[Data records for software interfaces]
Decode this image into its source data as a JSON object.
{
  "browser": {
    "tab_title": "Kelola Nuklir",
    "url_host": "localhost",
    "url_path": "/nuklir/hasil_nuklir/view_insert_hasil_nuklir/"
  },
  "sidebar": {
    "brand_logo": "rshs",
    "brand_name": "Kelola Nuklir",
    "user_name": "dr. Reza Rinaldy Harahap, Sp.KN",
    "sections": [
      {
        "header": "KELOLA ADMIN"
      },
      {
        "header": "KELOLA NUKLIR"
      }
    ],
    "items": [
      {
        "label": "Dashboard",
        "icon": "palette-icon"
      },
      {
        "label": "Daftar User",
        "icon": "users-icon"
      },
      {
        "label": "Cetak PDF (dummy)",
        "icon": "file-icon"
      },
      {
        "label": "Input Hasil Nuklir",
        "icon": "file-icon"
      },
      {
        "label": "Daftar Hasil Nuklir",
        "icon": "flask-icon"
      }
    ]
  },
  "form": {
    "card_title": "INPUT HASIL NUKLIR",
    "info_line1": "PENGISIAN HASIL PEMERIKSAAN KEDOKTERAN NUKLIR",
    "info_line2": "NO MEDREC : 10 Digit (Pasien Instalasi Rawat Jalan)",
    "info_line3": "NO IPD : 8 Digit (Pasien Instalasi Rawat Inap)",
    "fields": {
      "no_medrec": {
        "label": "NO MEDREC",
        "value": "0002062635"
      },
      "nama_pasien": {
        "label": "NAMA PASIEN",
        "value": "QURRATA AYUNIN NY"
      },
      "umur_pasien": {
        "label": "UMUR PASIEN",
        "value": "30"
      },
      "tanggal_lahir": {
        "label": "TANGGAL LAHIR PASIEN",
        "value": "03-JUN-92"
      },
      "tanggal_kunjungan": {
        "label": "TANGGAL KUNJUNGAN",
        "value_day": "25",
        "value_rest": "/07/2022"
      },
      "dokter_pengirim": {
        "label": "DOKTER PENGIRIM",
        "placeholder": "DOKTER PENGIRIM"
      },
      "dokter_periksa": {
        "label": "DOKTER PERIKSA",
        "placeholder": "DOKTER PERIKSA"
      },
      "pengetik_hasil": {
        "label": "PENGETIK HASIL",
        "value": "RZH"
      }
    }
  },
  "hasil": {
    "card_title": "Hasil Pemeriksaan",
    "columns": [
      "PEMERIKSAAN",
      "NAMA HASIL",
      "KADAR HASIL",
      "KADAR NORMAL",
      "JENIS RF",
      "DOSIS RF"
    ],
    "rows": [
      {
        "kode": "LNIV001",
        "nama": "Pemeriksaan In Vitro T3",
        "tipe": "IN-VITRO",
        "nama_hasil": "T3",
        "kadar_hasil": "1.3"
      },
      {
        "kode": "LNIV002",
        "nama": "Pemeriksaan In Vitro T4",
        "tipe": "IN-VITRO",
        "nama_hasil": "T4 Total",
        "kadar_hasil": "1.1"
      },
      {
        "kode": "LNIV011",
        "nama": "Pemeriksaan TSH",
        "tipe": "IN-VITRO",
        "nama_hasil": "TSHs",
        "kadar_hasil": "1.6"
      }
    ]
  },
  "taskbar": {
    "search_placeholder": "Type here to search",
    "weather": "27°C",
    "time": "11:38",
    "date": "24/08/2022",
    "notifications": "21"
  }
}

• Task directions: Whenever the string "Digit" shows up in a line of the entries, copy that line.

• Solution to the problem:
    "info_line2": "NO MEDREC : 10 Digit (Pasien Instalasi Rawat Jalan)",
    "info_line3": "NO IPD : 8 Digit (Pasien Instalasi Rawat Inap)",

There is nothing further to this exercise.